Of course, Warrel Dane alone doesn’t make a record great –The Year The Sun Died ultimately succeeds in the time-honored tradition of being a collection of stellar material performed by stellar musicians. Although some are naturally better than others, there really isn’t a bad track on The Year The Sun Died. At the top of the heap sits the gothic stomp of “Exitium (Anthem Of The Living),” an absolutely killer mid-tempo tune that features a great wah-wah riff beneath some of Warrel’s winningest warbling. (Keep your ears open for the brilliantly subtle, almost chanted bass-register vocalization atop the post-chorus turnarounds.) Other knockouts include the title track, a massive goth-dark moment that sits only a hair’s breadth second to “Exitium”; the album-opening “Arise & Purify," wherein alongside equally solid follow-up “Let The Serpent Follow Me” sit the most noticeable appearances of Dane’s falsetto scream, here relegated entirely to the background; and “Frozen,” with its fleet-fingered soloing as close as the band comes to Loomis-ian prog-shred.

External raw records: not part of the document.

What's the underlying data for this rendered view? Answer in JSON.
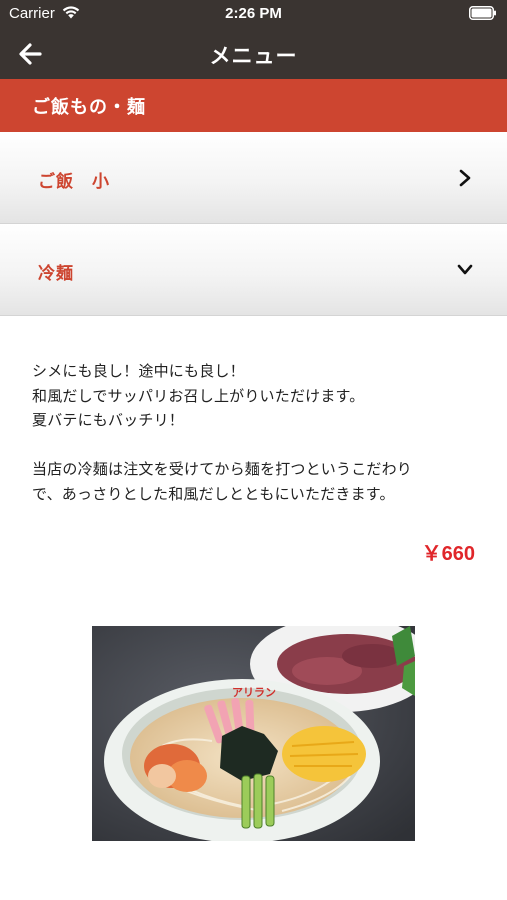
{
  "status_bar": {
    "carrier": "Carrier",
    "time": "2:26 PM"
  },
  "nav": {
    "back_icon": "arrow-left-icon",
    "title": "メニュー"
  },
  "category": {
    "title": "ご飯もの・麺"
  },
  "accordion": [
    {
      "label": "ご飯　小",
      "icon": "chevron-right-icon",
      "expanded": false
    },
    {
      "label": "冷麺",
      "icon": "chevron-down-icon",
      "expanded": true
    }
  ],
  "detail": {
    "description": [
      "シメにも良し！途中にも良し！",
      "和風だしでサッパリお召し上がりいただけます。",
      "夏バテにもバッチリ！",
      "",
      "当店の冷麺は注文を受けてから麺を打つというこだわり",
      "で、あっさりとした和風だしとともにいただきます。"
    ],
    "price": "￥660",
    "photo": {
      "bowl_text": "アリラン"
    }
  },
  "colors": {
    "header": "#3a3431",
    "accent": "#cd4530",
    "price": "#e0262a"
  }
}
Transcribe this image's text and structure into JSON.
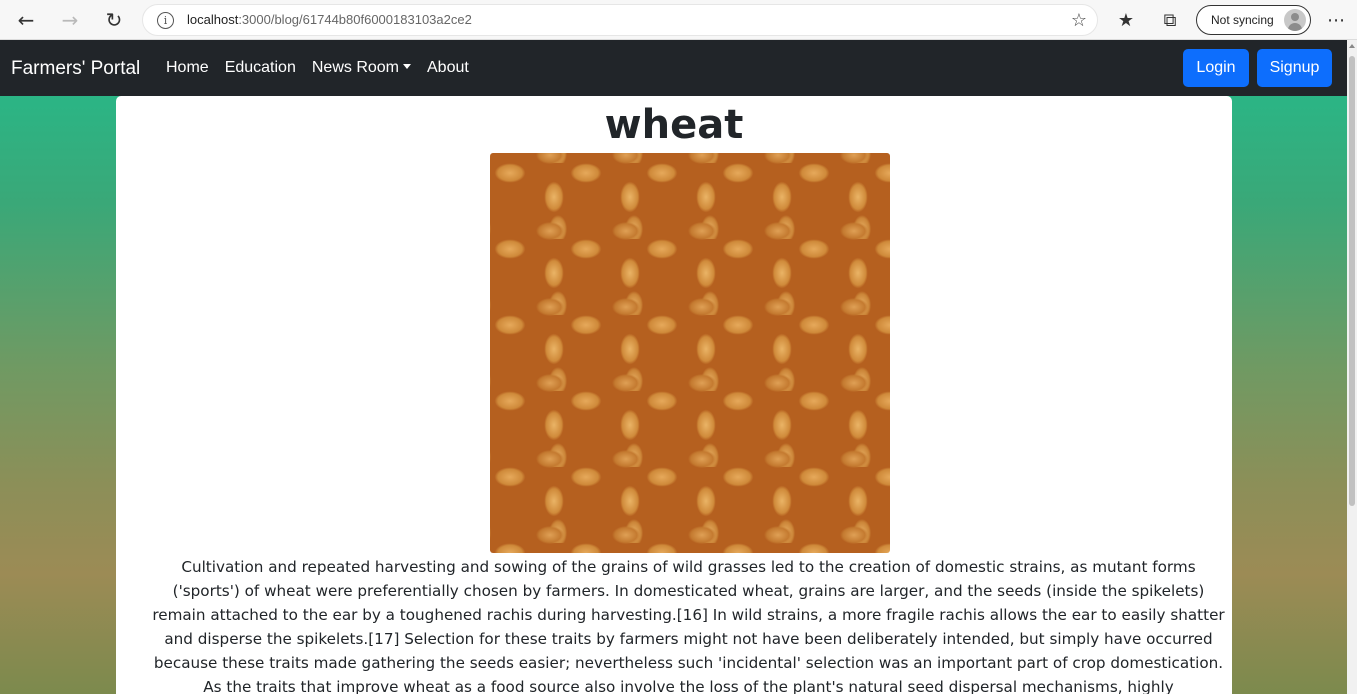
{
  "browser": {
    "url_host": "localhost",
    "url_rest": ":3000/blog/61744b80f6000183103a2ce2",
    "sync_label": "Not syncing",
    "icons": [
      "back-arrow-icon",
      "forward-arrow-icon",
      "refresh-icon",
      "info-icon",
      "add-favorite-icon",
      "favorites-icon",
      "collections-icon",
      "profile-icon",
      "more-icon"
    ]
  },
  "navbar": {
    "brand": "Farmers' Portal",
    "links": [
      "Home",
      "Education",
      "News Room",
      "About"
    ],
    "login_label": "Login",
    "signup_label": "Signup",
    "accent_color": "#0d6efd"
  },
  "post": {
    "title": "wheat",
    "image_subject": "wheat grains",
    "body": "Cultivation and repeated harvesting and sowing of the grains of wild grasses led to the creation of domestic strains, as mutant forms ('sports') of wheat were preferentially chosen by farmers. In domesticated wheat, grains are larger, and the seeds (inside the spikelets) remain attached to the ear by a toughened rachis during harvesting.[16] In wild strains, a more fragile rachis allows the ear to easily shatter and disperse the spikelets.[17] Selection for these traits by farmers might not have been deliberately intended, but simply have occurred because these traits made gathering the seeds easier; nevertheless such 'incidental' selection was an important part of crop domestication. As the traits that improve wheat as a food source also involve the loss of the plant's natural seed dispersal mechanisms, highly domesticated strains of wheat cannot survive in the wild. Archaeological analysis of wild"
  }
}
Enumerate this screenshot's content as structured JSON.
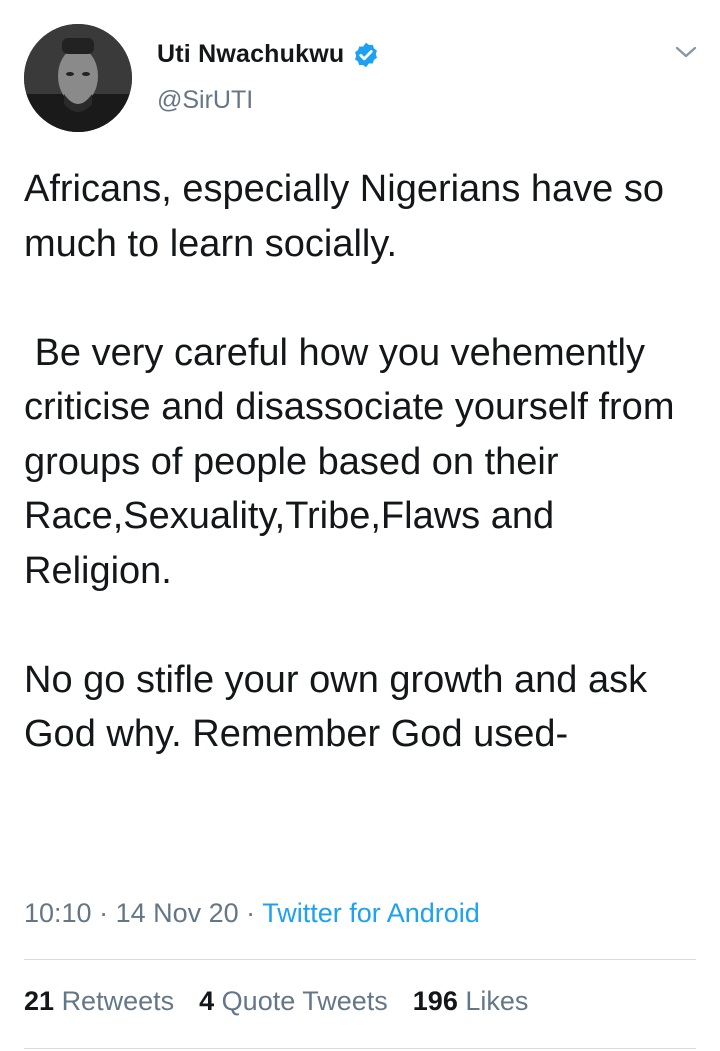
{
  "author": {
    "name": "Uti Nwachukwu",
    "handle": "@SirUTI",
    "verified": true
  },
  "tweet": {
    "paragraphs": [
      "Africans, especially Nigerians have so much to learn socially.",
      " Be very careful how you vehemently criticise and disassociate yourself from groups of people based on their Race,Sexuality,Tribe,Flaws and Religion.",
      "No go stifle your own growth and ask God why. Remember God used-"
    ]
  },
  "meta": {
    "time": "10:10",
    "sep1": " · ",
    "date": "14 Nov 20",
    "sep2": " · ",
    "source": "Twitter for Android"
  },
  "stats": {
    "retweets_count": "21",
    "retweets_label": "Retweets",
    "quotes_count": "4",
    "quotes_label": "Quote Tweets",
    "likes_count": "196",
    "likes_label": "Likes"
  },
  "icons": {
    "verified": "verified-badge-icon",
    "caret": "chevron-down-icon"
  },
  "colors": {
    "text": "#14171a",
    "secondary": "#657786",
    "accent": "#1da1f2",
    "divider": "#d5dde3"
  }
}
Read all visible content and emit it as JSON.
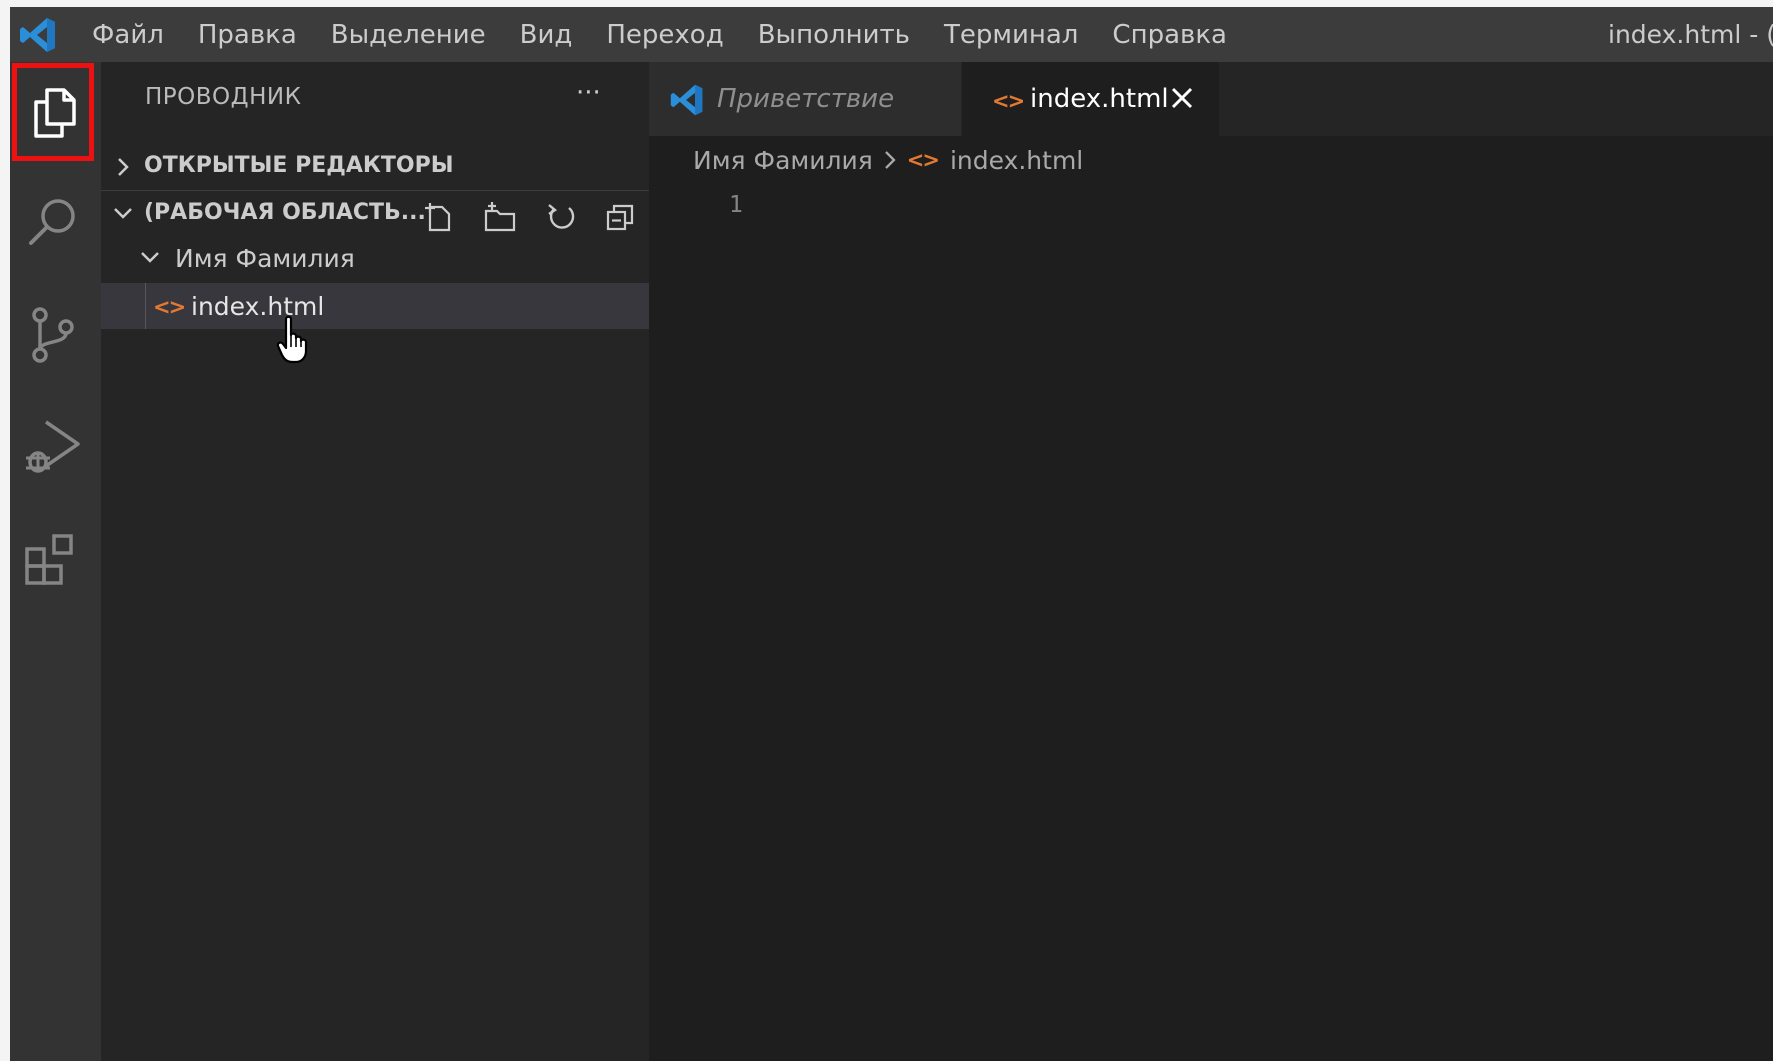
{
  "menu": {
    "items": [
      "Файл",
      "Правка",
      "Выделение",
      "Вид",
      "Переход",
      "Выполнить",
      "Терминал",
      "Справка"
    ],
    "window_title": "index.html - ("
  },
  "activity_bar": {
    "items": [
      {
        "icon": "files-icon",
        "active": true,
        "highlighted": true
      },
      {
        "icon": "search-icon"
      },
      {
        "icon": "source-control-icon"
      },
      {
        "icon": "run-debug-icon"
      },
      {
        "icon": "extensions-icon"
      }
    ],
    "highlight_color": "#ee1111"
  },
  "sidebar": {
    "title": "ПРОВОДНИК",
    "more": "···",
    "open_editors": "ОТКРЫТЫЕ РЕДАКТОРЫ",
    "workspace": "(РАБОЧАЯ ОБЛАСТЬ...",
    "workspace_actions": [
      "new-file-icon",
      "new-folder-icon",
      "refresh-icon",
      "collapse-all-icon"
    ],
    "folder": "Имя Фамилия",
    "file": "index.html"
  },
  "editor": {
    "tabs": [
      {
        "label": "Приветствие",
        "icon": "vscode-logo-icon",
        "active": false
      },
      {
        "label": "index.html",
        "icon": "html-file-icon",
        "active": true
      }
    ],
    "breadcrumb": {
      "folder": "Имя Фамилия",
      "file": "index.html"
    },
    "line_number": "1"
  },
  "icons": {
    "file_icon_glyph": "<>"
  },
  "colors": {
    "accent_blue": "#2a8fd8",
    "html_orange": "#e37933"
  }
}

By comparison to the high points, “I Am Low” drags a bit, the ballad and the moodiest of the moody, respectable but overshadowed by those around it. I suppose it’s truly a testament to the band’s songwriting skills that the relative worst track on the album is a cover: The Year The Sun Died closes with a version of the Doors’ “Waiting For The Sun.” Dane does his best Morrison, to an acceptable but less fiery result. Still, though it’s not bad (and certainly better than their earlier interpretation of Jefferson Airplane’s “White Rabbit”), “Waiting” feels tacked on, especially unnecessary coming off the masterstroke of the title track before it, almost like a b-side appended as a bonus. (Plus, dudes, the sun died, so you may as well stop waiting.)
Longtime Sanctuary fans hoping for a return to Refuge’s more straightforward power metal approach will be suitably denied such, and some may find that a shame. Still, as great as that record is, and as much as I’d also love another album full of “Battle Angels,” Sanctuary’s direction was always focused forward, their power quite literally shown in future tense, and here is where they ended up, exactly where they should be.
Though it’s a step into the past by nature, as reformations always are, The Year The Sun Died is also a logical progression for Sanctuary. Most importantly, it’s easily one of the best records I’ve heard all year, one that has seen almost daily repeats since it landed in my promo inbox a few weeks back. It’s as good a comeback as I could have ever expected, the next step in Sanctuary’s evolution, with more than enough Nevermore vibe to satisfy fans of Warrel’s more recent (godless) endeavors.
It took us a quarter century to find out where Sanctuary was going next, but regardless, I’m still on board. This one's a killer, kids...